Sometimes, we get stuck trying to think of what words to use or how to make our story interesting, but there is no need for that. One way to look for words is simply by looking through the dictionary, but this may not give you many suggestions.
Try to get some hints just from browsing online; there are a lot of dictionaries and word finders available online! There are even sites where writers can submit their own works and see how many submissions they have received.
4. Be willing to change your mind as you write each new draft of your book.
You'll have to experiment with things before you find what works best for you!
If you need help, then consider hiring a book editor who can give professional advice and critique. Or, even hire a professional proofreader to look over your work before publishing.
These are some of the most effective ways of making a finalized manuscript. Of course, people work and function in different ways so take all these tips and use them how you see fit. But most importantly, don't stress out too much! Take it easy and enjoy every step of the process!
When you are done editing, do a final read-through to check for any mistakes. If there are none, then you've successfully made it through all your drafts to make an excellent book. Congratulations!
There is no need to rush when writing. Make sure you're doing everything right and not rushing through each draft or even each chapter of a manuscript.
Readers love your work because they see that you are willing to put in the time and effort into writing something great for them. So take it slow but steady!
So with those 4 steps in mind…
The amount of drafts made is really up to the author themself because this stage is made for them to experiment and explore. But when you find what it is you are looking for—even if you don't know what that is—you'll feel it and be proud, because it's yours. Don't rush, you'll get there.

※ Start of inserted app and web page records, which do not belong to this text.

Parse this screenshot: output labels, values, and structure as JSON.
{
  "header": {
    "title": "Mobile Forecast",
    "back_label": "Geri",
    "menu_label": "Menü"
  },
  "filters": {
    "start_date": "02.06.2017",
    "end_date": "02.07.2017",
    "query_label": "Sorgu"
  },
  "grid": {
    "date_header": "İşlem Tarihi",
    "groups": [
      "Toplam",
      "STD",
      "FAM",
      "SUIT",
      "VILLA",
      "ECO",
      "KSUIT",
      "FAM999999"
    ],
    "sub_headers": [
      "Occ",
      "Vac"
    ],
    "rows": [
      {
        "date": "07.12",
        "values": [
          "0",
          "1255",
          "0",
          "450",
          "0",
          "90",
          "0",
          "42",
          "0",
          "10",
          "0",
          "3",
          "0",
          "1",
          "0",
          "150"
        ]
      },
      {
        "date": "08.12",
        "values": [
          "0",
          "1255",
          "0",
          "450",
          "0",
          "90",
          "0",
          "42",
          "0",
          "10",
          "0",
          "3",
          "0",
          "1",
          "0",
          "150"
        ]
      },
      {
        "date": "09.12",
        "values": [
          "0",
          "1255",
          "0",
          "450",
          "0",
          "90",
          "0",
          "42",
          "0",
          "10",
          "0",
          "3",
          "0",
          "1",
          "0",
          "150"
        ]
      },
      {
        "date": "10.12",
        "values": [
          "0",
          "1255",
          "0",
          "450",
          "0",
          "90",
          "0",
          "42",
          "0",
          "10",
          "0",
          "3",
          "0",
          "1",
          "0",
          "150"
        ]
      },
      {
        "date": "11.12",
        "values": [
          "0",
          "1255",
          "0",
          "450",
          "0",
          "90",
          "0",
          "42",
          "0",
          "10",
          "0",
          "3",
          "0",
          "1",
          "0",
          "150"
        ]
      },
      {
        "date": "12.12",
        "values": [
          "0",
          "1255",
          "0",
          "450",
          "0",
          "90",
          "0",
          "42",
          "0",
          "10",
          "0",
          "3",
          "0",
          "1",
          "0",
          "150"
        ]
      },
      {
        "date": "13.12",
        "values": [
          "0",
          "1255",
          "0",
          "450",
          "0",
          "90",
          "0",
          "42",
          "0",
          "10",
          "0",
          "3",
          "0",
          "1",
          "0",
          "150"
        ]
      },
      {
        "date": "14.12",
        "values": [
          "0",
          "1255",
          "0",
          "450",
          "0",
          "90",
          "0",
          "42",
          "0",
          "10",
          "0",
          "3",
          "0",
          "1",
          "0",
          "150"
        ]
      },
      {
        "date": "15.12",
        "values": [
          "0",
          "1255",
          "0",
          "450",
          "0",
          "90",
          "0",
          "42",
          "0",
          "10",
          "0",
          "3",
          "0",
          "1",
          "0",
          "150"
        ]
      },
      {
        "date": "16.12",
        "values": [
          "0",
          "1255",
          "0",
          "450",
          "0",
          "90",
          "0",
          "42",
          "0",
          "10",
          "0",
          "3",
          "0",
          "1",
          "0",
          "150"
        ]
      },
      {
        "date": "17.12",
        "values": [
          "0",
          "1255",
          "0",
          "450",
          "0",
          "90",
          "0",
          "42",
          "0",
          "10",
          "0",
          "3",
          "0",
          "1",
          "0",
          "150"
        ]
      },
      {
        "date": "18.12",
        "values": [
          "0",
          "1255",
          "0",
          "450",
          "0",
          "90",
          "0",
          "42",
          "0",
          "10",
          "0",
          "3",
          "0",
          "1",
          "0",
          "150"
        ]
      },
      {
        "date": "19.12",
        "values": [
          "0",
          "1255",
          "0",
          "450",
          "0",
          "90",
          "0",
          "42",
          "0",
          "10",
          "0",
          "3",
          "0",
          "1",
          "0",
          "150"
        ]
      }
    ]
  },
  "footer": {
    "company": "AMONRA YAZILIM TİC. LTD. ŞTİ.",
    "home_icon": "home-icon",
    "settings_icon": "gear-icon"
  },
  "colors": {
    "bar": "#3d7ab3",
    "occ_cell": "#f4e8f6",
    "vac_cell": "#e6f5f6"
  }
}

(And don't forget your map!)
There is no perfect way to write a book.
What's important is that you write your story and make it the best you can.
And don't forget to have fun!
No one knows how many drafts are needed to write a good book because there are so many parts of the writing process which need multiple revisions and rewrites. Also, no two people write in the same way, so there really isn't one perfect number.
The number of drafts you need depends on your own writing style and preferences as well as what type of book you are trying to write. For example, a fantasy novel will have different requirements from fiction or nonfiction books.
Writing doesn't always come naturally for everyone. It takes a lot of practice to get good at it. Everyone's writing style is different, which means that everyone writes in their own unique way.
You may need to write your book multiple times before you are happy with the result. At this stage, there is no right or wrong number of drafts for you to do. Just make sure that you take your time to get it right.
Although there isn't a perfect number of drafts for writing a good book, here are some things that you may need to do:
Write as many drafts as you need until you think the story is ready. For example, if your first draft is just an idea in your head then it may need a lot of work.
Keep revising your book until you are happy with the outcome. Don't rush this stage because this is when it gets exciting!
Change your writing style in each draft to reflect who you are as an author. For example, if you write young adult fiction then your book will have more YA-friendly language, and the same goes for fantasy novels.
These are tips that I've found helpful when writing my own books and reading about how other people write their books, and I think could be useful for other writers as well. It's not definitive by any means; there might even be better ways out there! So please: don't copy the advice in this article, but use it as a guideline (or a map) and find your own writing style.
These are my tips for you if you want to write a book!
If you enjoyed reading it and think other people might too, consider sharing the link on social media or with friends! Please let me know if you have any questions or comments about writing.